▶ [Exercise brief] In full and word for word, copy the records that follow.

(Dataset rows for apps and sites)

---+---

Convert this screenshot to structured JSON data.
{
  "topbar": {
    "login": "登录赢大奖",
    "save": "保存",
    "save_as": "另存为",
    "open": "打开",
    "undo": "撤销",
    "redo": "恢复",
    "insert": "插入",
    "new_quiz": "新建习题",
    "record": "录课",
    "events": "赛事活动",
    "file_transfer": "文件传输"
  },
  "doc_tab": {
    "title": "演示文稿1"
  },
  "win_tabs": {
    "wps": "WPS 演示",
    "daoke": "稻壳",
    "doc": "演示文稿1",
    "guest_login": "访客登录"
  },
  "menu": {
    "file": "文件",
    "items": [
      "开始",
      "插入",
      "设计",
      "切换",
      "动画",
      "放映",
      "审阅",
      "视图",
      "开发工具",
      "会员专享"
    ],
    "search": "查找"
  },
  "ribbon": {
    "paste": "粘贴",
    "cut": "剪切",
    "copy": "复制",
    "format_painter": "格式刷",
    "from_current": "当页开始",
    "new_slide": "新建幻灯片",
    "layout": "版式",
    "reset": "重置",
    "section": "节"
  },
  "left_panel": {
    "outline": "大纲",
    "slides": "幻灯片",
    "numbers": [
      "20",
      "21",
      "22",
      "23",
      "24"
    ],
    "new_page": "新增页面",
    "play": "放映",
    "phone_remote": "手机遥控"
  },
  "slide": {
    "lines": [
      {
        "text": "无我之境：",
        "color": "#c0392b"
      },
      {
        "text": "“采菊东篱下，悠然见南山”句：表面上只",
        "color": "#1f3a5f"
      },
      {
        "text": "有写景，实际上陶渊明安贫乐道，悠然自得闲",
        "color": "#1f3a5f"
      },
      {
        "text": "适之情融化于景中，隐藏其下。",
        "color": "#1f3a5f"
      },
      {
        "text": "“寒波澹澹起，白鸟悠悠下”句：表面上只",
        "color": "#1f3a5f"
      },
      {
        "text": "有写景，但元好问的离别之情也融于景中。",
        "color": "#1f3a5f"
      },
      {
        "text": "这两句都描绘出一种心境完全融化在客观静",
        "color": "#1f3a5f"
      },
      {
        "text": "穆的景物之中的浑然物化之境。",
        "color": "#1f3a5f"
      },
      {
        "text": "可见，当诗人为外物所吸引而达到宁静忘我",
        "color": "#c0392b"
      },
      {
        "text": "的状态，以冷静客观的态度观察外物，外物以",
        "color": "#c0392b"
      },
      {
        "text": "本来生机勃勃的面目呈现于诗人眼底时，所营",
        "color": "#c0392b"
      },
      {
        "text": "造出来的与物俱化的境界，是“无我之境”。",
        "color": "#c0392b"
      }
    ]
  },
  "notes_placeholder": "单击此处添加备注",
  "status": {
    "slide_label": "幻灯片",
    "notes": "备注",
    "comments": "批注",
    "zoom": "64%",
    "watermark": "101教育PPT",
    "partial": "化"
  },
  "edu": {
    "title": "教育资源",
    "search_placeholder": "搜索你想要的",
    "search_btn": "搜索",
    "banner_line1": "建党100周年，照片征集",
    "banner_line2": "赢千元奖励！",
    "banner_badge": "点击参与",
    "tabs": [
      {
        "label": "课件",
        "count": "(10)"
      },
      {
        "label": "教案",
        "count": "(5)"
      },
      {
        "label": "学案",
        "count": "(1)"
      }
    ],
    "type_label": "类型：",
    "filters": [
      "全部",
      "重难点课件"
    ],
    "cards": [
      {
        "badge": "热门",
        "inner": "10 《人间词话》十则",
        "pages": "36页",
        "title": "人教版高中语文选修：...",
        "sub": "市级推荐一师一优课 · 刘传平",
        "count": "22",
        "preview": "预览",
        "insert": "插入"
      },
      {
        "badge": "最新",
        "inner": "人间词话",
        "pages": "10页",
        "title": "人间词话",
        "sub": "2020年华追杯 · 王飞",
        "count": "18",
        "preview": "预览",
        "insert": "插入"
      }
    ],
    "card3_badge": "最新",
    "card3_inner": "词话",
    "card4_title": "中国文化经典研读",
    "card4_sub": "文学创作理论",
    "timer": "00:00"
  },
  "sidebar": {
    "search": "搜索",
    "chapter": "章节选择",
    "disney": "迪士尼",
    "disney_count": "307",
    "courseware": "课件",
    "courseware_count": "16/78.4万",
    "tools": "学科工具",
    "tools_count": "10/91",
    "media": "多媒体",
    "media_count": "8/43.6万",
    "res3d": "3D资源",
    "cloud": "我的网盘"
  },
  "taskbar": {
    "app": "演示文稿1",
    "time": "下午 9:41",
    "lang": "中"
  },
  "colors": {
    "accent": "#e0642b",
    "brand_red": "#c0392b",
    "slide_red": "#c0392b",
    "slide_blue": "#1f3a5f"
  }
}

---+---

▶ [Response below]
Convert this screenshot to structured JSON data.
{
  "topbar": {
    "login": "登录赢大奖",
    "save": "保存",
    "save_as": "另存为",
    "open": "打开",
    "undo": "撤销",
    "redo": "恢复",
    "insert": "插入",
    "new_quiz": "新建习题",
    "record": "录课",
    "events": "赛事活动",
    "file_transfer": "文件传输"
  },
  "doc_tab": {
    "title": "演示文稿1"
  },
  "win_tabs": {
    "wps": "WPS 演示",
    "daoke": "稻壳",
    "doc": "演示文稿1",
    "guest_login": "访客登录"
  },
  "menu": {
    "file": "文件",
    "items": [
      "开始",
      "插入",
      "设计",
      "切换",
      "动画",
      "放映",
      "审阅",
      "视图",
      "开发工具",
      "会员专享"
    ],
    "search": "查找"
  },
  "ribbon": {
    "paste": "粘贴",
    "cut": "剪切",
    "copy": "复制",
    "format_painter": "格式刷",
    "from_current": "当页开始",
    "new_slide": "新建幻灯片",
    "layout": "版式",
    "reset": "重置",
    "section": "节"
  },
  "left_panel": {
    "outline": "大纲",
    "slides": "幻灯片",
    "numbers": [
      "20",
      "21",
      "22",
      "23",
      "24"
    ],
    "new_page": "新增页面",
    "play": "放映",
    "phone_remote": "手机遥控"
  },
  "slide": {
    "lines": [
      {
        "text": "无我之境：",
        "color": "#c0392b"
      },
      {
        "text": "“采菊东篱下，悠然见南山”句：表面上只",
        "color": "#1f3a5f"
      },
      {
        "text": "有写景，实际上陶渊明安贫乐道，悠然自得闲",
        "color": "#1f3a5f"
      },
      {
        "text": "适之情融化于景中，隐藏其下。",
        "color": "#1f3a5f"
      },
      {
        "text": "“寒波澹澹起，白鸟悠悠下”句：表面上只",
        "color": "#1f3a5f"
      },
      {
        "text": "有写景，但元好问的离别之情也融于景中。",
        "color": "#1f3a5f"
      },
      {
        "text": "这两句都描绘出一种心境完全融化在客观静",
        "color": "#1f3a5f"
      },
      {
        "text": "穆的景物之中的浑然物化之境。",
        "color": "#1f3a5f"
      },
      {
        "text": "可见，当诗人为外物所吸引而达到宁静忘我",
        "color": "#c0392b"
      },
      {
        "text": "的状态，以冷静客观的态度观察外物，外物以",
        "color": "#c0392b"
      },
      {
        "text": "本来生机勃勃的面目呈现于诗人眼底时，所营",
        "color": "#c0392b"
      },
      {
        "text": "造出来的与物俱化的境界，是“无我之境”。",
        "color": "#c0392b"
      }
    ]
  },
  "notes_placeholder": "单击此处添加备注",
  "status": {
    "slide_label": "幻灯片",
    "notes": "备注",
    "comments": "批注",
    "zoom": "64%",
    "watermark": "101教育PPT",
    "partial": "化"
  },
  "edu": {
    "title": "教育资源",
    "search_placeholder": "搜索你想要的",
    "search_btn": "搜索",
    "banner_line1": "建党100周年，照片征集",
    "banner_line2": "赢千元奖励！",
    "banner_badge": "点击参与",
    "tabs": [
      {
        "label": "课件",
        "count": "(10)"
      },
      {
        "label": "教案",
        "count": "(5)"
      },
      {
        "label": "学案",
        "count": "(1)"
      }
    ],
    "type_label": "类型：",
    "filters": [
      "全部",
      "重难点课件"
    ],
    "cards": [
      {
        "badge": "热门",
        "inner": "10 《人间词话》十则",
        "pages": "36页",
        "title": "人教版高中语文选修：...",
        "sub": "市级推荐一师一优课 · 刘传平",
        "count": "22",
        "preview": "预览",
        "insert": "插入"
      },
      {
        "badge": "最新",
        "inner": "人间词话",
        "pages": "10页",
        "title": "人间词话",
        "sub": "2020年华追杯 · 王飞",
        "count": "18",
        "preview": "预览",
        "insert": "插入"
      }
    ],
    "card3_badge": "最新",
    "card3_inner": "词话",
    "card4_title": "中国文化经典研读",
    "card4_sub": "文学创作理论",
    "timer": "00:00"
  },
  "sidebar": {
    "search": "搜索",
    "chapter": "章节选择",
    "disney": "迪士尼",
    "disney_count": "307",
    "courseware": "课件",
    "courseware_count": "16/78.4万",
    "tools": "学科工具",
    "tools_count": "10/91",
    "media": "多媒体",
    "media_count": "8/43.6万",
    "res3d": "3D资源",
    "cloud": "我的网盘"
  },
  "taskbar": {
    "app": "演示文稿1",
    "time": "下午 9:41",
    "lang": "中"
  },
  "colors": {
    "accent": "#e0642b",
    "brand_red": "#c0392b",
    "slide_red": "#c0392b",
    "slide_blue": "#1f3a5f"
  }
}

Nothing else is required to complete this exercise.